“We want the business leaders of tomorrow to look back and appreciate that the decisions we made today are still relevant in their time,” explained Newell Franks II, chairman and CEO at Burr Oak Tool. “It’s easy to think about what’s the least expensive course of action today and to take it without a second thought,” he continued. “But that type of thinking will not really result in maximum savings. To truly identify the lowest-cost option, future maintenance and operating costs must be factored in. By considering costs over the life cycle of a product, you’ll find that, often, the least expensive option today will end up costing you more over time.”

Examining life cycle and maintenance costs, along with initial prices, enables businesses to make total-cost-of-ownership projections. This allows them to ensure they are identifying the most efficient options for capital expenditures. “It cost us a little bit more to do the thermal block system, but it will more than pay for itself,” Franks said. “In fact, it’s cheaper, at first, to have a flat membrane roof than to do a standing-seam metal roof, but you’ll have to replace a membrane roof every 10 years, whereas the Butler MR-24® Roof will last 40 or 50 years if you take any kind of care of it. Think about the life cycle cost.”

Bringing it to life

The building design for this new assembly facility was driven by the need for square footage. Franks, an engineer himself, worked with the design team at James Ware Construction to develop a plan for a facility that was 400 feet wide to avoid the need for internal gutters. The internal crane dictated the 38-foot eave height. The crane can lift 50 tons and spans 100 feet.

The versatile functionality of the Widespan structural system was able to accommodate the massive crane equipment while also maximizing the use of interior space. The facility features panels from the Shadowall wall system, which requires 33-percent fewer fasteners than the typical ribbed panel, thus helping with energy efficiency.

The building design for this new assembly facility was driven by the need for square footage. Franks, an engineer himself, worked with the design team at James Ware Construction to develop a plan for a facility that was 400 feet wide to avoid the need for internal gutters. The internal crane dictated the 38-foot eave height. The crane can lift 50 tons and spans 100 feet.

Choosing a Butler building system was an easy decision for Franks, who has been working with James Ware Construction and Butler since the late 1980s. In his experience, there never has been a problem with roofing or siding across multiple projects.

“When you deliver a quality product that customers can depend on, that’s what keeps them coming back,” builder James Ware said. “For nearly 30 years, we’ve watched Burr Oak Tool grow, and we’ve helped them create new space to build their business. Newell is just one of those people who gets it. He gets that buildings are business decisions, and it’s great to see the company thrive.”
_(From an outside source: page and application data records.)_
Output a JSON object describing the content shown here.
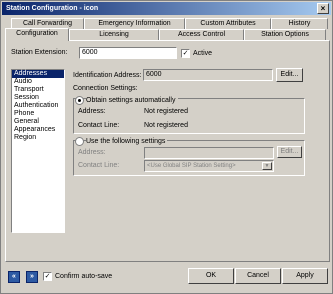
{
  "window": {
    "title": "Station Configuration - icon",
    "close_glyph": "×"
  },
  "tabs_row1": [
    {
      "label": "Call Forwarding"
    },
    {
      "label": "Emergency Information"
    },
    {
      "label": "Custom Attributes"
    },
    {
      "label": "History"
    }
  ],
  "tabs_row2": [
    {
      "label": "Configuration"
    },
    {
      "label": "Licensing"
    },
    {
      "label": "Access Control"
    },
    {
      "label": "Station Options"
    }
  ],
  "station": {
    "extension_label": "Station Extension:",
    "extension_value": "6000",
    "active_label": "Active",
    "active_checked": "✓"
  },
  "sidebar": {
    "items": [
      {
        "label": "Addresses"
      },
      {
        "label": "Audio"
      },
      {
        "label": "Transport"
      },
      {
        "label": "Session"
      },
      {
        "label": "Authentication"
      },
      {
        "label": "Phone"
      },
      {
        "label": "General"
      },
      {
        "label": "Appearances"
      },
      {
        "label": "Region"
      }
    ]
  },
  "main": {
    "identification_label": "Identification Address:",
    "identification_value": "6000",
    "edit_label": "Edit...",
    "connection_settings_label": "Connection Settings:",
    "obtain_auto_label": "Obtain settings automatically",
    "address_label": "Address:",
    "address_value": "Not registered",
    "contact_line_label": "Contact Line:",
    "contact_line_value": "Not registered",
    "use_following_label": "Use the following settings",
    "address2_label": "Address:",
    "edit2_label": "Edit...",
    "contact_line2_label": "Contact Line:",
    "contact_line2_value": "<Use Global SIP Station Setting>",
    "dropdown_arrow": "▼"
  },
  "footer": {
    "prev_glyph": "«",
    "next_glyph": "»",
    "confirm_label": "Confirm auto-save",
    "confirm_checked": "✓",
    "ok_label": "OK",
    "cancel_label": "Cancel",
    "apply_label": "Apply"
  }
}
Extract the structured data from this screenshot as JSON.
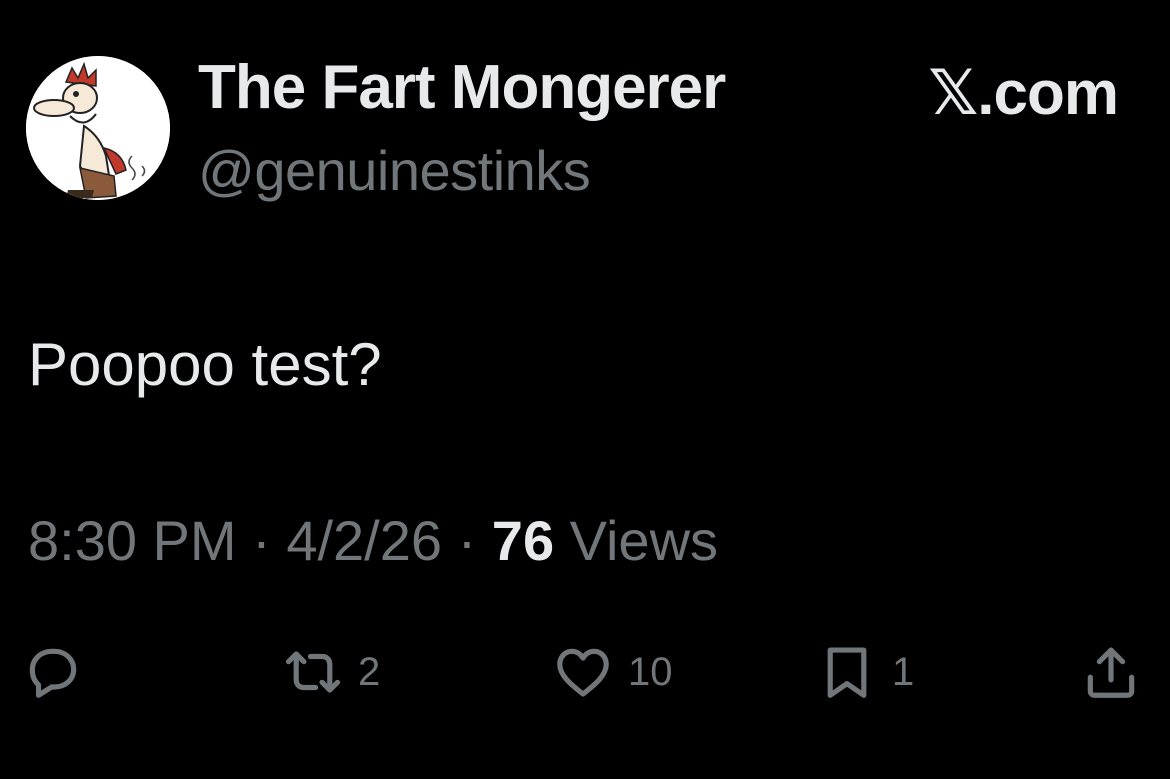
{
  "author": {
    "display_name": "The Fart Mongerer",
    "handle": "@genuinestinks",
    "avatar_icon": "cartoon-man-avatar"
  },
  "source": {
    "site": "𝕏.com"
  },
  "tweet": {
    "text": "Poopoo test?"
  },
  "meta": {
    "time": "8:30 PM",
    "separator": " · ",
    "date": "4/2/26",
    "views_count": "76",
    "views_label": " Views"
  },
  "actions": {
    "reply_icon": "reply-icon",
    "retweet_icon": "retweet-icon",
    "retweet_count": "2",
    "like_icon": "heart-icon",
    "like_count": "10",
    "bookmark_icon": "bookmark-icon",
    "bookmark_count": "1",
    "share_icon": "share-icon"
  },
  "colors": {
    "background": "#000000",
    "primary_text": "#e7e9ea",
    "secondary_text": "#71767b"
  }
}
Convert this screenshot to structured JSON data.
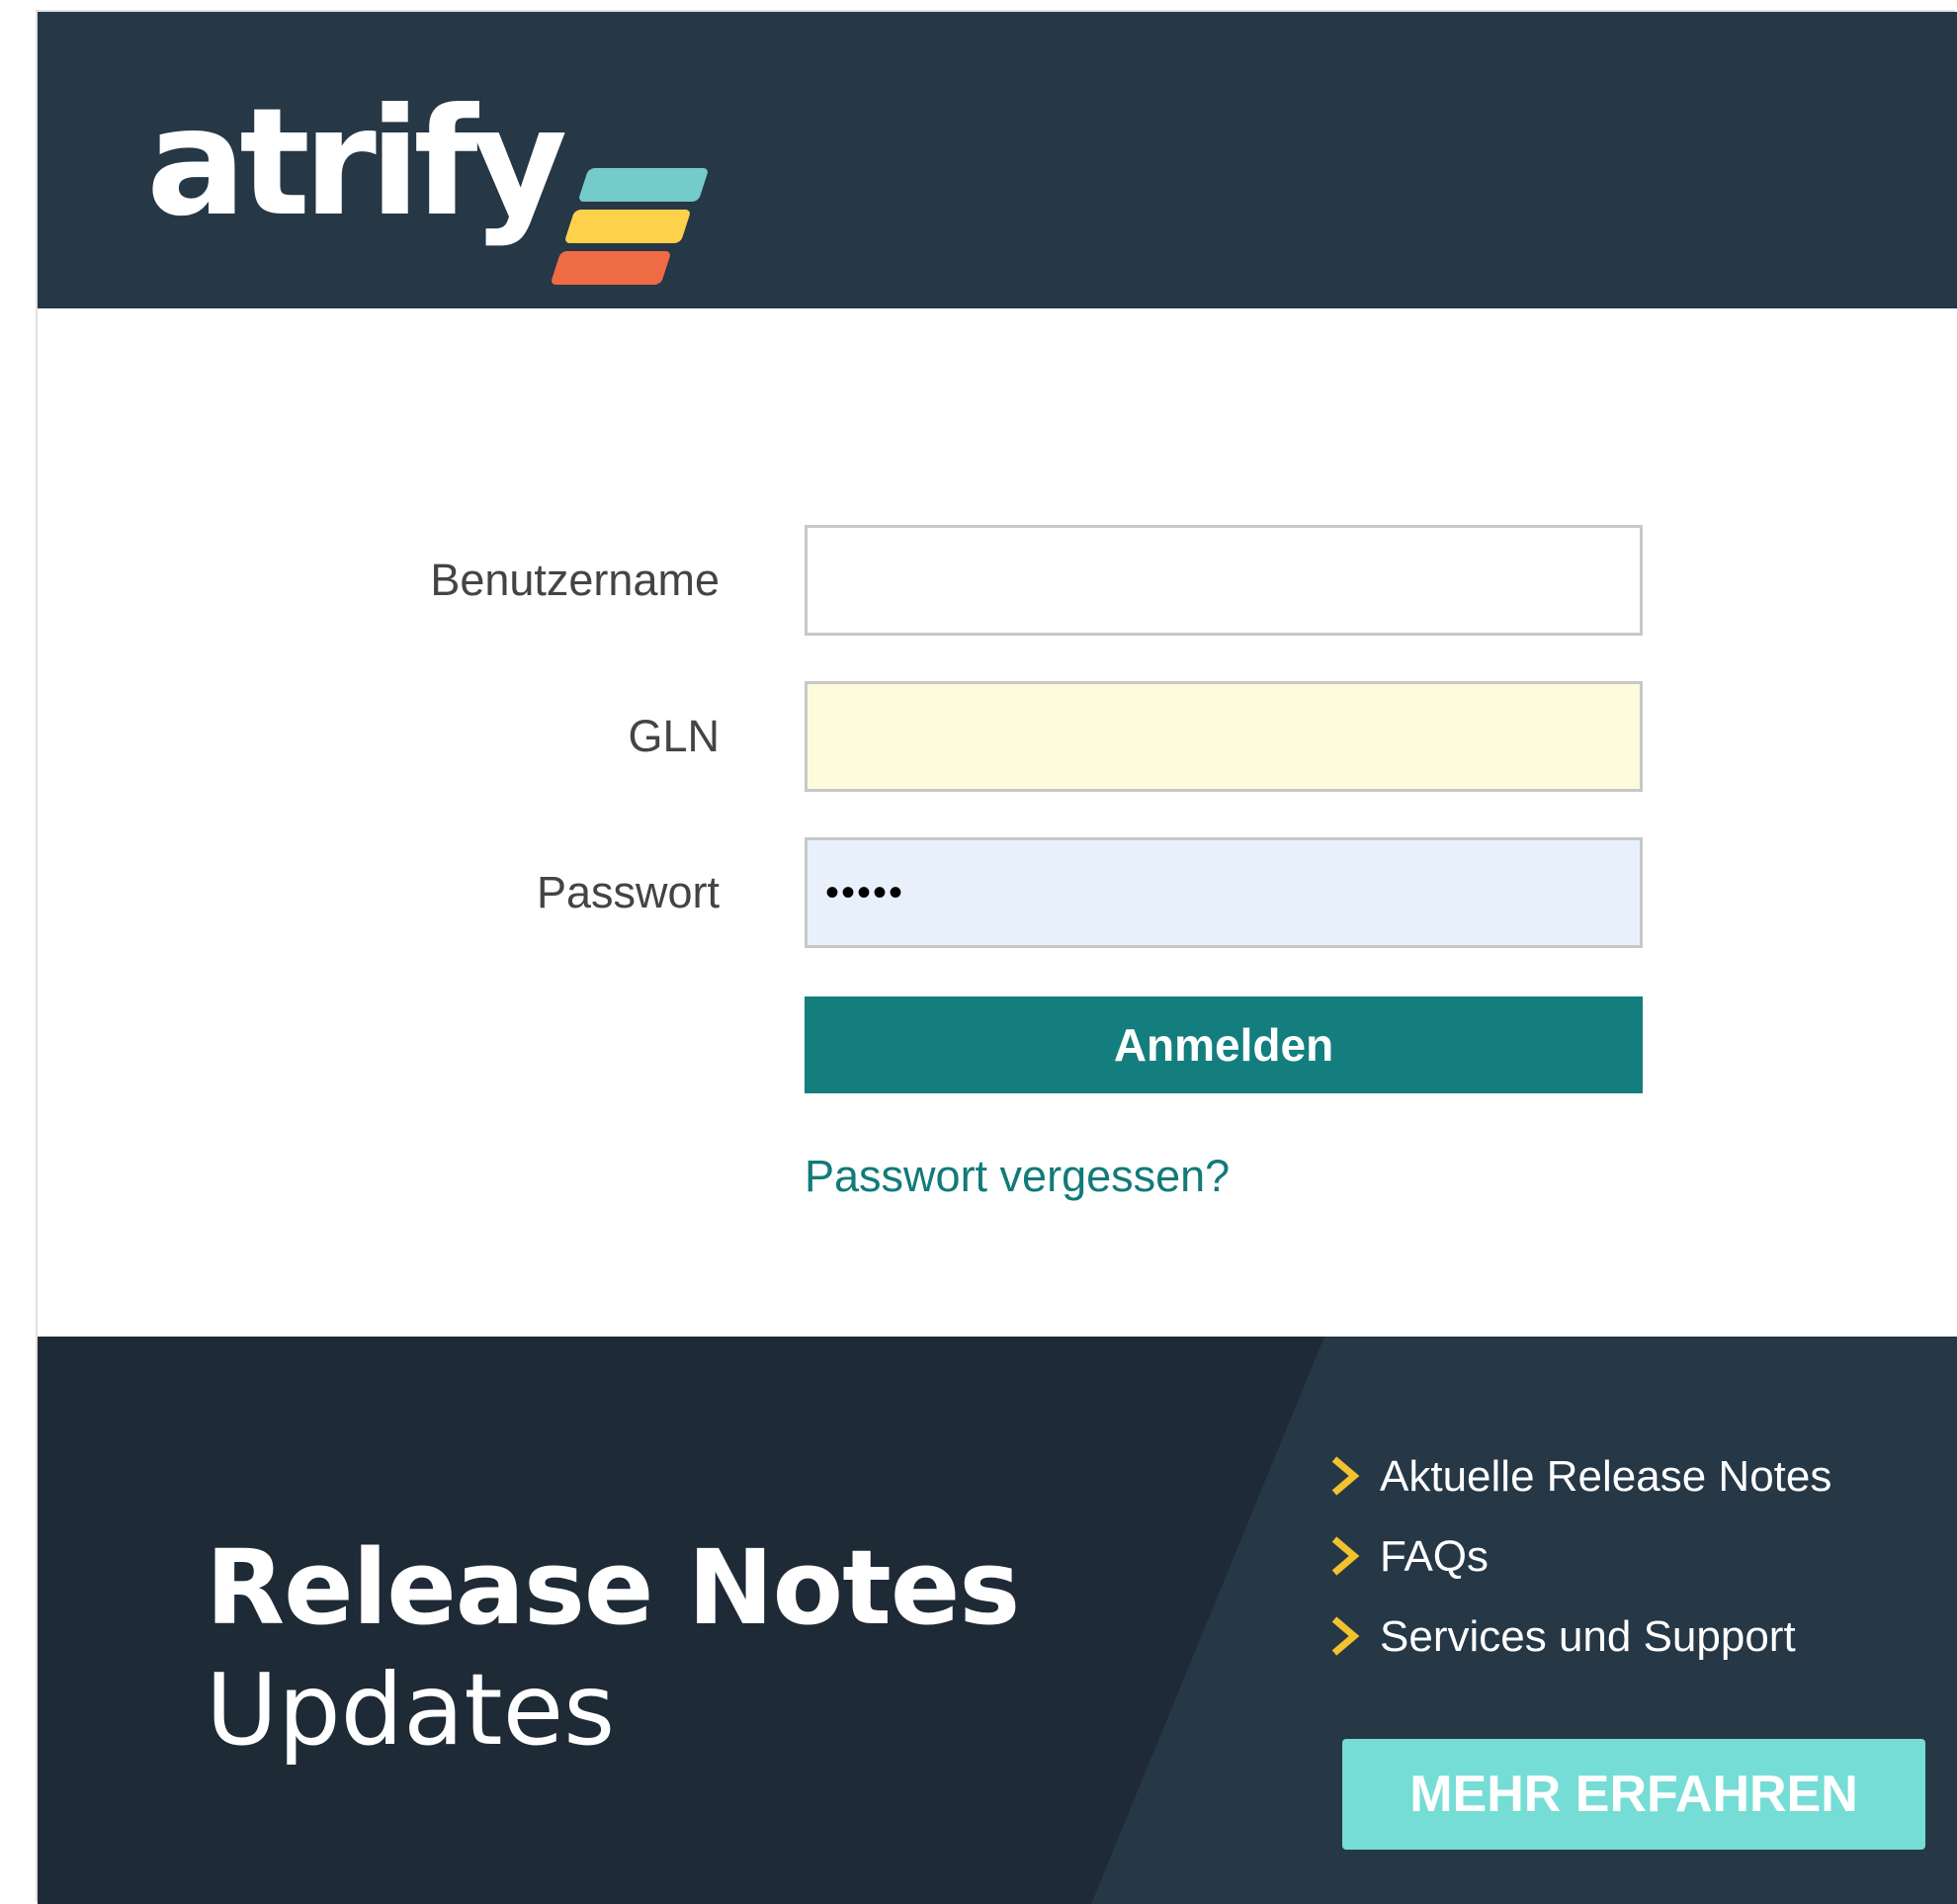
{
  "brand": {
    "logo_text": "atrify",
    "stripe_colors": [
      "#74cbc9",
      "#fdd24a",
      "#ef6b44"
    ]
  },
  "login": {
    "username_label": "Benutzername",
    "username_value": "",
    "gln_label": "GLN",
    "gln_value": "",
    "password_label": "Passwort",
    "password_value": "•••••",
    "submit_label": "Anmelden",
    "forgot_link": "Passwort vergessen?"
  },
  "banner": {
    "title": "Release Notes",
    "subtitle": "Updates",
    "links": [
      "Aktuelle Release Notes",
      "FAQs",
      "Services und Support"
    ],
    "cta_label": "MEHR ERFAHREN",
    "chevron_color": "#f2c12e"
  }
}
The finished product

The building was completed just in time for the firm’s 70th-anniversary celebrations. One thing is for sure, the Burr Oak Tool management team can rest easier knowing they have paved the way for future generations to build on the progress they made by thinking about tomorrow.

The Butler Difference

A Butler building system offers flexibility to support your manufacturing operations. You can design and build for size, growth, or future innovations. Manufactures can incorporate heavy cranes for production, employee amenities for workforce retention or warehouse storage, and office space.